Assignment »
What is needed is the whole of the data, set down exactly.

** Information supplied follows **

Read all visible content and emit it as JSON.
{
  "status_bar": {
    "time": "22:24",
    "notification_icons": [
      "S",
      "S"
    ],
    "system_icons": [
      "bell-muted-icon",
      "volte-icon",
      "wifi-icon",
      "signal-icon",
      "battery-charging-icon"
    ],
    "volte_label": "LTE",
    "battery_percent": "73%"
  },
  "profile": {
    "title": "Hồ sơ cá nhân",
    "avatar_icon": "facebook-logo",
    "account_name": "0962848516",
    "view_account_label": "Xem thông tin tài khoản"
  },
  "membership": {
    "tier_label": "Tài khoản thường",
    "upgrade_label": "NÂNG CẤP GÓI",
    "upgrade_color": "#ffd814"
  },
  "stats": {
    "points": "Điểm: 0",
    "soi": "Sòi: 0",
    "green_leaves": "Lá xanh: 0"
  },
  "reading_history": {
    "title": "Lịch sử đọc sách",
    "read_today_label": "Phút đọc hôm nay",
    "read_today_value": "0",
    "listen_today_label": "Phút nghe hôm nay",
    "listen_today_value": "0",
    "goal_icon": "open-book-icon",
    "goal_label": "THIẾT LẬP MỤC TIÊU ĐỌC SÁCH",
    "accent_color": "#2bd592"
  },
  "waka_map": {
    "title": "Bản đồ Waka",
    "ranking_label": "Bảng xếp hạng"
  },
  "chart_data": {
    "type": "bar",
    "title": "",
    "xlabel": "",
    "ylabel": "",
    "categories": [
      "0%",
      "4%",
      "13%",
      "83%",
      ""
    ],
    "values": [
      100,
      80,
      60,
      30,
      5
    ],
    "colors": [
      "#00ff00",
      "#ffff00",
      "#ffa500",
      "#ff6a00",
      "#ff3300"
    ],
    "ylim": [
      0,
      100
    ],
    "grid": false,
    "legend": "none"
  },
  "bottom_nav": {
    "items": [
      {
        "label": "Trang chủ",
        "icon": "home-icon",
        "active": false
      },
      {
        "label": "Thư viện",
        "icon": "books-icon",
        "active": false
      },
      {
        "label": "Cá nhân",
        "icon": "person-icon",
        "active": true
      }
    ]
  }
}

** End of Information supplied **

Solution for this exercise »
Read all visible content and emit it as JSON.
{
  "status_bar": {
    "time": "22:24",
    "notification_icons": [
      "S",
      "S"
    ],
    "system_icons": [
      "bell-muted-icon",
      "volte-icon",
      "wifi-icon",
      "signal-icon",
      "battery-charging-icon"
    ],
    "volte_label": "LTE",
    "battery_percent": "73%"
  },
  "profile": {
    "title": "Hồ sơ cá nhân",
    "avatar_icon": "facebook-logo",
    "account_name": "0962848516",
    "view_account_label": "Xem thông tin tài khoản"
  },
  "membership": {
    "tier_label": "Tài khoản thường",
    "upgrade_label": "NÂNG CẤP GÓI",
    "upgrade_color": "#ffd814"
  },
  "stats": {
    "points": "Điểm: 0",
    "soi": "Sòi: 0",
    "green_leaves": "Lá xanh: 0"
  },
  "reading_history": {
    "title": "Lịch sử đọc sách",
    "read_today_label": "Phút đọc hôm nay",
    "read_today_value": "0",
    "listen_today_label": "Phút nghe hôm nay",
    "listen_today_value": "0",
    "goal_icon": "open-book-icon",
    "goal_label": "THIẾT LẬP MỤC TIÊU ĐỌC SÁCH",
    "accent_color": "#2bd592"
  },
  "waka_map": {
    "title": "Bản đồ Waka",
    "ranking_label": "Bảng xếp hạng"
  },
  "chart_data": {
    "type": "bar",
    "title": "",
    "xlabel": "",
    "ylabel": "",
    "categories": [
      "0%",
      "4%",
      "13%",
      "83%",
      ""
    ],
    "values": [
      100,
      80,
      60,
      30,
      5
    ],
    "colors": [
      "#00ff00",
      "#ffff00",
      "#ffa500",
      "#ff6a00",
      "#ff3300"
    ],
    "ylim": [
      0,
      100
    ],
    "grid": false,
    "legend": "none"
  },
  "bottom_nav": {
    "items": [
      {
        "label": "Trang chủ",
        "icon": "home-icon",
        "active": false
      },
      {
        "label": "Thư viện",
        "icon": "books-icon",
        "active": false
      },
      {
        "label": "Cá nhân",
        "icon": "person-icon",
        "active": true
      }
    ]
  }
}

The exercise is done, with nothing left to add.